[[ DATASET ENTRIES open ]]

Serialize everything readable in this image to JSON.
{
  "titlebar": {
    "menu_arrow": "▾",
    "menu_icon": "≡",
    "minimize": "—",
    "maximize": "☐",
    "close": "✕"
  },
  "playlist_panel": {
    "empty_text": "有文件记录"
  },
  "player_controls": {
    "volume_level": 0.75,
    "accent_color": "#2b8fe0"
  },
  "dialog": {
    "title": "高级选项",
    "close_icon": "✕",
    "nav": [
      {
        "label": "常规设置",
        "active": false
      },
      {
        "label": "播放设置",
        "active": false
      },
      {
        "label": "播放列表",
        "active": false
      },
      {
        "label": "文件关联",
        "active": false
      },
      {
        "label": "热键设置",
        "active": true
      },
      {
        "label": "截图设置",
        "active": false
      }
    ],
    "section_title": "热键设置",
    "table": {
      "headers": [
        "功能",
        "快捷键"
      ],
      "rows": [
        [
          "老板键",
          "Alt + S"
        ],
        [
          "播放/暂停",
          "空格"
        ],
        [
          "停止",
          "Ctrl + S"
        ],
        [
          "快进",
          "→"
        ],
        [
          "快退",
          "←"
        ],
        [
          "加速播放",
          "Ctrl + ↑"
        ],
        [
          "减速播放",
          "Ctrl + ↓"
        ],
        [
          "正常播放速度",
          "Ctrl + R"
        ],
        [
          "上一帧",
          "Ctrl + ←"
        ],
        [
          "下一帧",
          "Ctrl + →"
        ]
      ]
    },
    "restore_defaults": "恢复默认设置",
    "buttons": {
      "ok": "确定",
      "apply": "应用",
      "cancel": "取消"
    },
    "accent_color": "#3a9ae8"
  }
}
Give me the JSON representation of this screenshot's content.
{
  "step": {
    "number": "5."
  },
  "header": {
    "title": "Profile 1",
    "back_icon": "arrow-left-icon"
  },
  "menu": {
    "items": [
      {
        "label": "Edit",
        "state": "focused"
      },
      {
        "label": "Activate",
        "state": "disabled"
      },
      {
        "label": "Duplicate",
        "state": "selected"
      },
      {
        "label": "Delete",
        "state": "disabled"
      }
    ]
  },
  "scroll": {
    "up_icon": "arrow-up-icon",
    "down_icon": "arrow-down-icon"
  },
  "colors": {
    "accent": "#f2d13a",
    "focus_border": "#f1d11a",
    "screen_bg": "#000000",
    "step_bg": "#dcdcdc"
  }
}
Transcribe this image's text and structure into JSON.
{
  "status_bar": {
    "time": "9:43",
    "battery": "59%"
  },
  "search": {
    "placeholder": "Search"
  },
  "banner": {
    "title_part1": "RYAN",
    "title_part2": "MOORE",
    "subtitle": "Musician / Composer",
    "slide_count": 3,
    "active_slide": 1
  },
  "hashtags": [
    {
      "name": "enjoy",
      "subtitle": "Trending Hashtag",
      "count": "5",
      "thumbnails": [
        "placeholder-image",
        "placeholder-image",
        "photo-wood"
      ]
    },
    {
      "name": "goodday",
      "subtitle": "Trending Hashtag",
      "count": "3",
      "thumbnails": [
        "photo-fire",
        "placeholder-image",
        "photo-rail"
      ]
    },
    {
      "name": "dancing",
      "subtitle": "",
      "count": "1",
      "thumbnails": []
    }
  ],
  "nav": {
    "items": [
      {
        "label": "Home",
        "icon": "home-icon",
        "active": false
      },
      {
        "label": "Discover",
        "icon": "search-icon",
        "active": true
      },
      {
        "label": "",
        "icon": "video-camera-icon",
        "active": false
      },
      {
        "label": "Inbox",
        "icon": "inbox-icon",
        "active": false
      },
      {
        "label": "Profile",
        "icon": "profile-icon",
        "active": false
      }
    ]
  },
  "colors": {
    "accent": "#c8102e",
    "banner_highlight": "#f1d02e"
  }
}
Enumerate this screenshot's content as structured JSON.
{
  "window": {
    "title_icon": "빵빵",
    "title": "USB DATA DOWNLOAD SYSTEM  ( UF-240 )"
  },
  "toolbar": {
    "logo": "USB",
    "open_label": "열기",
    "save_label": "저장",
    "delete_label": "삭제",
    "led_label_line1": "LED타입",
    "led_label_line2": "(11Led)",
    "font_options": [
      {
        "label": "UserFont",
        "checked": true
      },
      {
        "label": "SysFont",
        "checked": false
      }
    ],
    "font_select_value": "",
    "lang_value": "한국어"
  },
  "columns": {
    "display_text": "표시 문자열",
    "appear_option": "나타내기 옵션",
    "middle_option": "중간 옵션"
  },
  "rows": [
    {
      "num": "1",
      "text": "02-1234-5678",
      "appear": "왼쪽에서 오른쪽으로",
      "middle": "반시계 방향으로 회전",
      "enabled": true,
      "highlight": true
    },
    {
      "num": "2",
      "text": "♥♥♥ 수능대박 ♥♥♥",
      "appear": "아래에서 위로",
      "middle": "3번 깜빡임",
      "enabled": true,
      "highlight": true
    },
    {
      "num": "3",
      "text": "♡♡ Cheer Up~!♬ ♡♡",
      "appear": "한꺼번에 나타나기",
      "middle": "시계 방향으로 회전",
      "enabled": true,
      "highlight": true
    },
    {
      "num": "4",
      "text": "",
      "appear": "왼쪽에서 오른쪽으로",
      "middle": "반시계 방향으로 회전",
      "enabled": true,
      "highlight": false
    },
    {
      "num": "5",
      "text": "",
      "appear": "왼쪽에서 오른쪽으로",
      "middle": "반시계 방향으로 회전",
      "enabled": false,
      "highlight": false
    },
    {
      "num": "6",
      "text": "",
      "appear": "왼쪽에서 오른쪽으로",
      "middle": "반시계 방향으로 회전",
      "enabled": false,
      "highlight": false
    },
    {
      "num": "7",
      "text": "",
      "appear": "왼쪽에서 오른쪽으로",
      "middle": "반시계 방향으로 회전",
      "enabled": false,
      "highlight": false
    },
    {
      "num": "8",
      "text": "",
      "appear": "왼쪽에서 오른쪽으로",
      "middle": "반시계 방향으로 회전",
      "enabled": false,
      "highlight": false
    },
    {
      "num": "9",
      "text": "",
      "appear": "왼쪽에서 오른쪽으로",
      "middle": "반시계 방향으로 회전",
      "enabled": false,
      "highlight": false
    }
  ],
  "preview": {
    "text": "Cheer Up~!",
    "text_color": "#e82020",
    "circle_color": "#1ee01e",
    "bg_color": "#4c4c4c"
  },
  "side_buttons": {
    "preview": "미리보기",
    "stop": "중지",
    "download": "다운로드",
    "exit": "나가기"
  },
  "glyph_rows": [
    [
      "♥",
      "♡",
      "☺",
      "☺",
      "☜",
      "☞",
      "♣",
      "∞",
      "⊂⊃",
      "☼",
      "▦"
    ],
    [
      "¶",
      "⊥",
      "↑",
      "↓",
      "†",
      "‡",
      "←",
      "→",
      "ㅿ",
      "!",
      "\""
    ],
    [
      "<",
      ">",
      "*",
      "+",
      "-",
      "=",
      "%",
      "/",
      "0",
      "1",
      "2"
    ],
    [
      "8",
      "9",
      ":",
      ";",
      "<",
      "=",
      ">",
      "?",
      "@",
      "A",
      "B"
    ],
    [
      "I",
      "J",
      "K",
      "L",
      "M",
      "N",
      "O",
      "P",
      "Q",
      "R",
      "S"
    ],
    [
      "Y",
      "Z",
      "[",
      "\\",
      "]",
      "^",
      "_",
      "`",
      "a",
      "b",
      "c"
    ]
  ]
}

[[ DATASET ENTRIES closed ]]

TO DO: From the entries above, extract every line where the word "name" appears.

EXERCISE RESPONSE:
      "name": "enjoy",
      "name": "goodday",
      "name": "dancing",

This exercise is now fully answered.